*** Opening Input material ***
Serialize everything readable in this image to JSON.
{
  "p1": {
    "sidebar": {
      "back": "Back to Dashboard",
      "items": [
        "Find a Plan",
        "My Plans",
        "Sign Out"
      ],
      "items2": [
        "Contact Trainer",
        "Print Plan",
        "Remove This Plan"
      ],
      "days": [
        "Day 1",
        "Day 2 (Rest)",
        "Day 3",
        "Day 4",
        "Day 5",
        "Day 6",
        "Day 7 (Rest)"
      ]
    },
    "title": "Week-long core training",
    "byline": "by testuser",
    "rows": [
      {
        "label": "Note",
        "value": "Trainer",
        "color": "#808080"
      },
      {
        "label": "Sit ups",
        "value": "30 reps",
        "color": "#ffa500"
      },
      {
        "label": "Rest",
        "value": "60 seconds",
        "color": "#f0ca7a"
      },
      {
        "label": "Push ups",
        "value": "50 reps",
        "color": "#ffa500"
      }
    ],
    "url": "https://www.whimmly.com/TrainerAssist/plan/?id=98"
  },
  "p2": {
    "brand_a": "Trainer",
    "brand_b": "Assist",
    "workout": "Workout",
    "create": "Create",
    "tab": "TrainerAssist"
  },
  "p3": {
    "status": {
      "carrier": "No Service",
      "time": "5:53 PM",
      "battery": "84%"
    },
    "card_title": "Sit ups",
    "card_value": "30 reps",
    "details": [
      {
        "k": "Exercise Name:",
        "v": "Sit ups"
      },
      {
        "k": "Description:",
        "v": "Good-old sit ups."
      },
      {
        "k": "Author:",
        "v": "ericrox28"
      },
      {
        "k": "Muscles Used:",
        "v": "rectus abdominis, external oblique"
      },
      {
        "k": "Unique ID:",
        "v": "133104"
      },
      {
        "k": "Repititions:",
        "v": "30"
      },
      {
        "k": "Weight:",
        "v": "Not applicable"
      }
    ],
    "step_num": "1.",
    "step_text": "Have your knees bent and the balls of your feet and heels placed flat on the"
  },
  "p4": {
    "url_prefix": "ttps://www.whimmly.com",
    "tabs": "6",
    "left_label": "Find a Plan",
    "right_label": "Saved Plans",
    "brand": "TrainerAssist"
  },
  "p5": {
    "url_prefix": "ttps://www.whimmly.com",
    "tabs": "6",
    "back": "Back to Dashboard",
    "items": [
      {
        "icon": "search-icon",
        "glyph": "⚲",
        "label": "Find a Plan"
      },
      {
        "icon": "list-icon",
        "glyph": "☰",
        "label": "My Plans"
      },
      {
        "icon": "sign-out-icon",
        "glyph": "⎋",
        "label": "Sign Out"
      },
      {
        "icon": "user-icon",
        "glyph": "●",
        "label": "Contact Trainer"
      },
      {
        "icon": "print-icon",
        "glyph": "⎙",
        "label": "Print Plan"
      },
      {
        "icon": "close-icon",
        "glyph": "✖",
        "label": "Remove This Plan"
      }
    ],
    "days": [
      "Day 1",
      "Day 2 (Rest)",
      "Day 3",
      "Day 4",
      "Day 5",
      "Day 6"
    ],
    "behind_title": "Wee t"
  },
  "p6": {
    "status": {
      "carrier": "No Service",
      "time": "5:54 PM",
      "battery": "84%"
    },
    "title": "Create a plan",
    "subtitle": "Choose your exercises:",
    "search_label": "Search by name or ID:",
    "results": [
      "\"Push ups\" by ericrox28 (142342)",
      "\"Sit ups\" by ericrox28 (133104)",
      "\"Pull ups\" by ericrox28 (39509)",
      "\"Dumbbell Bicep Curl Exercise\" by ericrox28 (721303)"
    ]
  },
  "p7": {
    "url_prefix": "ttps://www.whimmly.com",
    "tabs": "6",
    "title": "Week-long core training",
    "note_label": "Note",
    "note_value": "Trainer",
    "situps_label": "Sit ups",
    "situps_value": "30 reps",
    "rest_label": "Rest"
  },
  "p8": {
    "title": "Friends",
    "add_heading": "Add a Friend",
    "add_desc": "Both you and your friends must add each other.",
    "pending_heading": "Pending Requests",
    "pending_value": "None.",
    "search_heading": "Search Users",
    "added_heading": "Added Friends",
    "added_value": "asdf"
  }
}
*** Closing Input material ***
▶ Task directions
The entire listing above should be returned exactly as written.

▶ Output of the task
Serialize everything readable in this image to JSON.
{
  "p1": {
    "sidebar": {
      "back": "Back to Dashboard",
      "items": [
        "Find a Plan",
        "My Plans",
        "Sign Out"
      ],
      "items2": [
        "Contact Trainer",
        "Print Plan",
        "Remove This Plan"
      ],
      "days": [
        "Day 1",
        "Day 2 (Rest)",
        "Day 3",
        "Day 4",
        "Day 5",
        "Day 6",
        "Day 7 (Rest)"
      ]
    },
    "title": "Week-long core training",
    "byline": "by testuser",
    "rows": [
      {
        "label": "Note",
        "value": "Trainer",
        "color": "#808080"
      },
      {
        "label": "Sit ups",
        "value": "30 reps",
        "color": "#ffa500"
      },
      {
        "label": "Rest",
        "value": "60 seconds",
        "color": "#f0ca7a"
      },
      {
        "label": "Push ups",
        "value": "50 reps",
        "color": "#ffa500"
      }
    ],
    "url": "https://www.whimmly.com/TrainerAssist/plan/?id=98"
  },
  "p2": {
    "brand_a": "Trainer",
    "brand_b": "Assist",
    "workout": "Workout",
    "create": "Create",
    "tab": "TrainerAssist"
  },
  "p3": {
    "status": {
      "carrier": "No Service",
      "time": "5:53 PM",
      "battery": "84%"
    },
    "card_title": "Sit ups",
    "card_value": "30 reps",
    "details": [
      {
        "k": "Exercise Name:",
        "v": "Sit ups"
      },
      {
        "k": "Description:",
        "v": "Good-old sit ups."
      },
      {
        "k": "Author:",
        "v": "ericrox28"
      },
      {
        "k": "Muscles Used:",
        "v": "rectus abdominis, external oblique"
      },
      {
        "k": "Unique ID:",
        "v": "133104"
      },
      {
        "k": "Repititions:",
        "v": "30"
      },
      {
        "k": "Weight:",
        "v": "Not applicable"
      }
    ],
    "step_num": "1.",
    "step_text": "Have your knees bent and the balls of your feet and heels placed flat on the"
  },
  "p4": {
    "url_prefix": "ttps://www.whimmly.com",
    "tabs": "6",
    "left_label": "Find a Plan",
    "right_label": "Saved Plans",
    "brand": "TrainerAssist"
  },
  "p5": {
    "url_prefix": "ttps://www.whimmly.com",
    "tabs": "6",
    "back": "Back to Dashboard",
    "items": [
      {
        "icon": "search-icon",
        "glyph": "⚲",
        "label": "Find a Plan"
      },
      {
        "icon": "list-icon",
        "glyph": "☰",
        "label": "My Plans"
      },
      {
        "icon": "sign-out-icon",
        "glyph": "⎋",
        "label": "Sign Out"
      },
      {
        "icon": "user-icon",
        "glyph": "●",
        "label": "Contact Trainer"
      },
      {
        "icon": "print-icon",
        "glyph": "⎙",
        "label": "Print Plan"
      },
      {
        "icon": "close-icon",
        "glyph": "✖",
        "label": "Remove This Plan"
      }
    ],
    "days": [
      "Day 1",
      "Day 2 (Rest)",
      "Day 3",
      "Day 4",
      "Day 5",
      "Day 6"
    ],
    "behind_title": "Wee t"
  },
  "p6": {
    "status": {
      "carrier": "No Service",
      "time": "5:54 PM",
      "battery": "84%"
    },
    "title": "Create a plan",
    "subtitle": "Choose your exercises:",
    "search_label": "Search by name or ID:",
    "results": [
      "\"Push ups\" by ericrox28 (142342)",
      "\"Sit ups\" by ericrox28 (133104)",
      "\"Pull ups\" by ericrox28 (39509)",
      "\"Dumbbell Bicep Curl Exercise\" by ericrox28 (721303)"
    ]
  },
  "p7": {
    "url_prefix": "ttps://www.whimmly.com",
    "tabs": "6",
    "title": "Week-long core training",
    "note_label": "Note",
    "note_value": "Trainer",
    "situps_label": "Sit ups",
    "situps_value": "30 reps",
    "rest_label": "Rest"
  },
  "p8": {
    "title": "Friends",
    "add_heading": "Add a Friend",
    "add_desc": "Both you and your friends must add each other.",
    "pending_heading": "Pending Requests",
    "pending_value": "None.",
    "search_heading": "Search Users",
    "added_heading": "Added Friends",
    "added_value": "asdf"
  }
}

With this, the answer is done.